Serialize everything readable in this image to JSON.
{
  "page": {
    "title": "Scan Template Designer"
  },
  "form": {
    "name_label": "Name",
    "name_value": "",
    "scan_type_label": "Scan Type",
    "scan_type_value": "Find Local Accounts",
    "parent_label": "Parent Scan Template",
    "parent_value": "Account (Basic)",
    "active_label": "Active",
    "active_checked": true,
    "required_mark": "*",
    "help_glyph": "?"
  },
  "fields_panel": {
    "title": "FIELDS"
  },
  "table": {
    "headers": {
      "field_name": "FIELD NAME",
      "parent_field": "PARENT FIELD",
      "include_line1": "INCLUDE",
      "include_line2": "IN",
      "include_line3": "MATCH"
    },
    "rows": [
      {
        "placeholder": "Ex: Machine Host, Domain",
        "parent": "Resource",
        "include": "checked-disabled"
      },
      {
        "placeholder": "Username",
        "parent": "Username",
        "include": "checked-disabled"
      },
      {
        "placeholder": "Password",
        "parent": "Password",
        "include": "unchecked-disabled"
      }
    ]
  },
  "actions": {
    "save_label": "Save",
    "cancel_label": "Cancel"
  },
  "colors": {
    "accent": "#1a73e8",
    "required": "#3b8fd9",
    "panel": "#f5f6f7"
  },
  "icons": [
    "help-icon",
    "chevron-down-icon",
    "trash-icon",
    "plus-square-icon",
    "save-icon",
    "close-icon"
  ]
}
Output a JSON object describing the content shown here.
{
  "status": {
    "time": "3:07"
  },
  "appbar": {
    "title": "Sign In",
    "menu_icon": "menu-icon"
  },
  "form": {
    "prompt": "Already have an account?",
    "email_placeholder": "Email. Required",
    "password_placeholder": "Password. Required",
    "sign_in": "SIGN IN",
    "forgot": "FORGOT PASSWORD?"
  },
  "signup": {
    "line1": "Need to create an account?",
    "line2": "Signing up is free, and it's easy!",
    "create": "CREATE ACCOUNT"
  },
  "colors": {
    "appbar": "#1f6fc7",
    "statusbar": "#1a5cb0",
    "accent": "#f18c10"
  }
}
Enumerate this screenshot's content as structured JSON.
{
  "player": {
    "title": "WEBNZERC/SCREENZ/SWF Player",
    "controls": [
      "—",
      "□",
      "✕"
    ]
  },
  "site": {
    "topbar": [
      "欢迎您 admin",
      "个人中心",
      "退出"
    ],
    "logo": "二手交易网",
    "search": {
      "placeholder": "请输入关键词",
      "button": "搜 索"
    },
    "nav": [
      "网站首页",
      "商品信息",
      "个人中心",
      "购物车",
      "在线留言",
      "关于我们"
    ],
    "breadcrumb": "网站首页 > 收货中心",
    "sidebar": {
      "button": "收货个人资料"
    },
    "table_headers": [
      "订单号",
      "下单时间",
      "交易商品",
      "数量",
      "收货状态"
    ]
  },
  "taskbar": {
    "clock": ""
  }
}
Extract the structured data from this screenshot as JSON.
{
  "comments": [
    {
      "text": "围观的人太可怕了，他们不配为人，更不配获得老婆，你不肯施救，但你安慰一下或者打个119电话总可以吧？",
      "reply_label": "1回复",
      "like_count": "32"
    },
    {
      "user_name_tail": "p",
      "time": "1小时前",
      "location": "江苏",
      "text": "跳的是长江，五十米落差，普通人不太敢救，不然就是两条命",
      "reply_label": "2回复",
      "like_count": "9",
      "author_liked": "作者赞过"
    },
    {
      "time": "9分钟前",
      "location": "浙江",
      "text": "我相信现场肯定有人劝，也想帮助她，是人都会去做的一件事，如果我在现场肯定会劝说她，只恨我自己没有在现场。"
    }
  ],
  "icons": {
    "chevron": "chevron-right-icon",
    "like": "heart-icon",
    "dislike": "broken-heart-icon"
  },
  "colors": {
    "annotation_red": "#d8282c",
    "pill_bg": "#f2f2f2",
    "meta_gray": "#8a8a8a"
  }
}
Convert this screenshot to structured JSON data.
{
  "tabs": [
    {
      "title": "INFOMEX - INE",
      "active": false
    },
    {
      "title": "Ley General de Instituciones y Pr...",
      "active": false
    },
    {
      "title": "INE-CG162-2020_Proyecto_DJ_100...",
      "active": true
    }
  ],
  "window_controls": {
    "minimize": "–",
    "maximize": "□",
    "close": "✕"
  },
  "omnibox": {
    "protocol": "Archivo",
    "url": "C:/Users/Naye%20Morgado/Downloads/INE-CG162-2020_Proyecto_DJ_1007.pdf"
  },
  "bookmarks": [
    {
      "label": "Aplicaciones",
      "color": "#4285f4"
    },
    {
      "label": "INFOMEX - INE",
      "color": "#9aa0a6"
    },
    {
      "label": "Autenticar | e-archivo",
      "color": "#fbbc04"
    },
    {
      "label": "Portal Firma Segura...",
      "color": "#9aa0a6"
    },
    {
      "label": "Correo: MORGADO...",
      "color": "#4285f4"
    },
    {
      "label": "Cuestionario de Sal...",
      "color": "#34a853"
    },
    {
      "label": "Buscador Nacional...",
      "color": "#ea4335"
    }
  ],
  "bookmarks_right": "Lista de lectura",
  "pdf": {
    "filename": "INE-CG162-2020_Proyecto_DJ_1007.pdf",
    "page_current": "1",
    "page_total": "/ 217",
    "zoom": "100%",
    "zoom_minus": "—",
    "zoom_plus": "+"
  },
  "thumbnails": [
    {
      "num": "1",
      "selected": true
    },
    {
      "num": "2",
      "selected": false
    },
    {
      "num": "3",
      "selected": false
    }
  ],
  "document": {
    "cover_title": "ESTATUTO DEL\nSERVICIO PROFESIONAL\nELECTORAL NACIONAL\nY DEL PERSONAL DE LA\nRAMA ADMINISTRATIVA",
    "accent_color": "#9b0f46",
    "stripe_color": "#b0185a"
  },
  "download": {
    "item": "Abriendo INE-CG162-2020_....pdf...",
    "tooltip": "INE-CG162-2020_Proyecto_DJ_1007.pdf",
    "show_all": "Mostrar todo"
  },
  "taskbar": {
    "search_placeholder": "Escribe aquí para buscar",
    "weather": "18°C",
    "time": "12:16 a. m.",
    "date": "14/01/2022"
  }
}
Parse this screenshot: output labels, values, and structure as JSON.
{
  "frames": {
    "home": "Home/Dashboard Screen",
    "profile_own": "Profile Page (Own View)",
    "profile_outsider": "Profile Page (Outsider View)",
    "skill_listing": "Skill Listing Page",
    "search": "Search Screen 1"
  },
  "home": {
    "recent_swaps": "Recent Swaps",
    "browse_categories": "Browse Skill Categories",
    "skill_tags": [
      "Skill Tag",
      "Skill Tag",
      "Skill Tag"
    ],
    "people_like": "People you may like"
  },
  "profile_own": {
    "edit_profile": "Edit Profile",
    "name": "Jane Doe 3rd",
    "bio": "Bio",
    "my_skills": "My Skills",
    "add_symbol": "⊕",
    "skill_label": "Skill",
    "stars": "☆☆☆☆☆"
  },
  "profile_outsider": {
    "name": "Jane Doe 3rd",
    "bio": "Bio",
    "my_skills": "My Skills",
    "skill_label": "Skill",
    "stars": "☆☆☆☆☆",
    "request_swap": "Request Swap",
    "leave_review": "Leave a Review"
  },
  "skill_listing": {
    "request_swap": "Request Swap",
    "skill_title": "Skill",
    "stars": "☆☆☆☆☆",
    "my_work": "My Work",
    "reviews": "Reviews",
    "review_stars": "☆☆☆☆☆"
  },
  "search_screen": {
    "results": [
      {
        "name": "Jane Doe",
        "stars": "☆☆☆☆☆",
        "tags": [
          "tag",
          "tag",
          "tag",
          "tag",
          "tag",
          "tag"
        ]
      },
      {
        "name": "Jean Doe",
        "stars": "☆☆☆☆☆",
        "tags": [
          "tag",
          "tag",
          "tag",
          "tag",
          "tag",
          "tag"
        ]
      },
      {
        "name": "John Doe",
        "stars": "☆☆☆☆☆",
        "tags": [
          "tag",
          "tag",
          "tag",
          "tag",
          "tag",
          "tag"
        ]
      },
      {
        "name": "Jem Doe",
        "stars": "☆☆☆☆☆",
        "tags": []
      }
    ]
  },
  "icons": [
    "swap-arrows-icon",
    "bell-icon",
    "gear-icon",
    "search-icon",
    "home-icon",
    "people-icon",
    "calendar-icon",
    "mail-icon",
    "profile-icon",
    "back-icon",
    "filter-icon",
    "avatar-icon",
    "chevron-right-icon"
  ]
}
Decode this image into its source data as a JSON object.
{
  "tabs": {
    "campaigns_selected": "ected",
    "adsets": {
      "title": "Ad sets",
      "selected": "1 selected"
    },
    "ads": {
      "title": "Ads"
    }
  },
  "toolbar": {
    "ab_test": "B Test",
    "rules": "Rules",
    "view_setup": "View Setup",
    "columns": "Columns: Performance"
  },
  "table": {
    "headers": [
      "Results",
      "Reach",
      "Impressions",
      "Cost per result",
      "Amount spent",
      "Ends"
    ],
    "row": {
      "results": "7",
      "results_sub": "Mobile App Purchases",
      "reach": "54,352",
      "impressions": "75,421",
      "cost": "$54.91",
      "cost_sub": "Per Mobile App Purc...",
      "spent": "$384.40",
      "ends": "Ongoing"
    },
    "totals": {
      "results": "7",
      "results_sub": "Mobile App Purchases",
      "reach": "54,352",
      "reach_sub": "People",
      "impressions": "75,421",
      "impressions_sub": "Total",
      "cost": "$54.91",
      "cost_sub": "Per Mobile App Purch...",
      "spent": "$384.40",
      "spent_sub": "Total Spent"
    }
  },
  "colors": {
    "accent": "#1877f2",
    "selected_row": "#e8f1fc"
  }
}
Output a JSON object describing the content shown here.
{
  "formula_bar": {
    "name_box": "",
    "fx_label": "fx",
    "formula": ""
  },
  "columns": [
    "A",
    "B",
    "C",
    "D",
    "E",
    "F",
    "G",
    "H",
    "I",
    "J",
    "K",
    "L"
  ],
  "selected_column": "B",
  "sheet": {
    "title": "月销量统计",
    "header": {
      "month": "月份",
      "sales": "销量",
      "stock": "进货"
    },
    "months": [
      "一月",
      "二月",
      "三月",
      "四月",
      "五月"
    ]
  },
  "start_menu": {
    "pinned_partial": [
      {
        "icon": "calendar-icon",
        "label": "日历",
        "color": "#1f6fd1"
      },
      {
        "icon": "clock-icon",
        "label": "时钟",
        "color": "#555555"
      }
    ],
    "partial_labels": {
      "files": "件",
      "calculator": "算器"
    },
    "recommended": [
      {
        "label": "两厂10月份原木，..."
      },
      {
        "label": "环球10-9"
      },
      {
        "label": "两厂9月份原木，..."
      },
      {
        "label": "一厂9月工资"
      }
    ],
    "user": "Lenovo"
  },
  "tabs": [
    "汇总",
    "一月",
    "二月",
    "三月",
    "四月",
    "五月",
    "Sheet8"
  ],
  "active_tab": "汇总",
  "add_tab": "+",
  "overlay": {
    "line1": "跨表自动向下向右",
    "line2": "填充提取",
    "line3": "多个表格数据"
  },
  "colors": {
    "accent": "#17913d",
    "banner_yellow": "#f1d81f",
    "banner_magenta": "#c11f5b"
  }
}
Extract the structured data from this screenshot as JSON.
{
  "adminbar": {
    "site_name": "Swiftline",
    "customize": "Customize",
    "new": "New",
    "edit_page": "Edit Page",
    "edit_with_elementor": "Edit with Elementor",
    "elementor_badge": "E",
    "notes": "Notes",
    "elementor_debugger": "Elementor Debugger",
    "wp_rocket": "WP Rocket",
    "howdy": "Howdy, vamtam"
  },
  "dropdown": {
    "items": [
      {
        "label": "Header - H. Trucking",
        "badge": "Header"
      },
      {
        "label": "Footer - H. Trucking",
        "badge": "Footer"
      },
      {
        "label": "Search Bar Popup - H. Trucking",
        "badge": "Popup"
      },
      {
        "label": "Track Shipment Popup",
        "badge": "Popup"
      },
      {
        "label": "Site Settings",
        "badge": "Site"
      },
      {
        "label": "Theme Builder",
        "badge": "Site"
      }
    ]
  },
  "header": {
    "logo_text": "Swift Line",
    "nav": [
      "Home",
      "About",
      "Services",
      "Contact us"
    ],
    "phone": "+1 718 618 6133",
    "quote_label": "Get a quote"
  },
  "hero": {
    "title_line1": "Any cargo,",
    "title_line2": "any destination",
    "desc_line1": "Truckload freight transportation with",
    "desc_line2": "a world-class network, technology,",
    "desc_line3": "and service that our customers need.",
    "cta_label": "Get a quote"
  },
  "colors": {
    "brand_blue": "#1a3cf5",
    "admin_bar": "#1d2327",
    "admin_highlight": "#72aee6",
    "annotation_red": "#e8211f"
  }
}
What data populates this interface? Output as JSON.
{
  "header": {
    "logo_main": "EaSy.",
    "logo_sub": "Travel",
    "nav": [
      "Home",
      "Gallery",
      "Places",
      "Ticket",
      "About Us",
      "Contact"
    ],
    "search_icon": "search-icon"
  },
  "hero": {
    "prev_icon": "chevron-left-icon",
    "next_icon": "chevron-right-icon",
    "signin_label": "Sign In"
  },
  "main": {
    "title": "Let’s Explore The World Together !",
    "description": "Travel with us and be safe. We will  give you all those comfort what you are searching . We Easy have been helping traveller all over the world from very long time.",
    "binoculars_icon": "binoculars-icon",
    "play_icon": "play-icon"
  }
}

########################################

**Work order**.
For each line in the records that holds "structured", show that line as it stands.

**Solution to the problem**.
Enumerate this screenshot's content as structured JSON.
Extract the structured data from this screenshot as JSON.
Convert this screenshot to structured JSON data.
Extract the structured data from this screenshot as JSON.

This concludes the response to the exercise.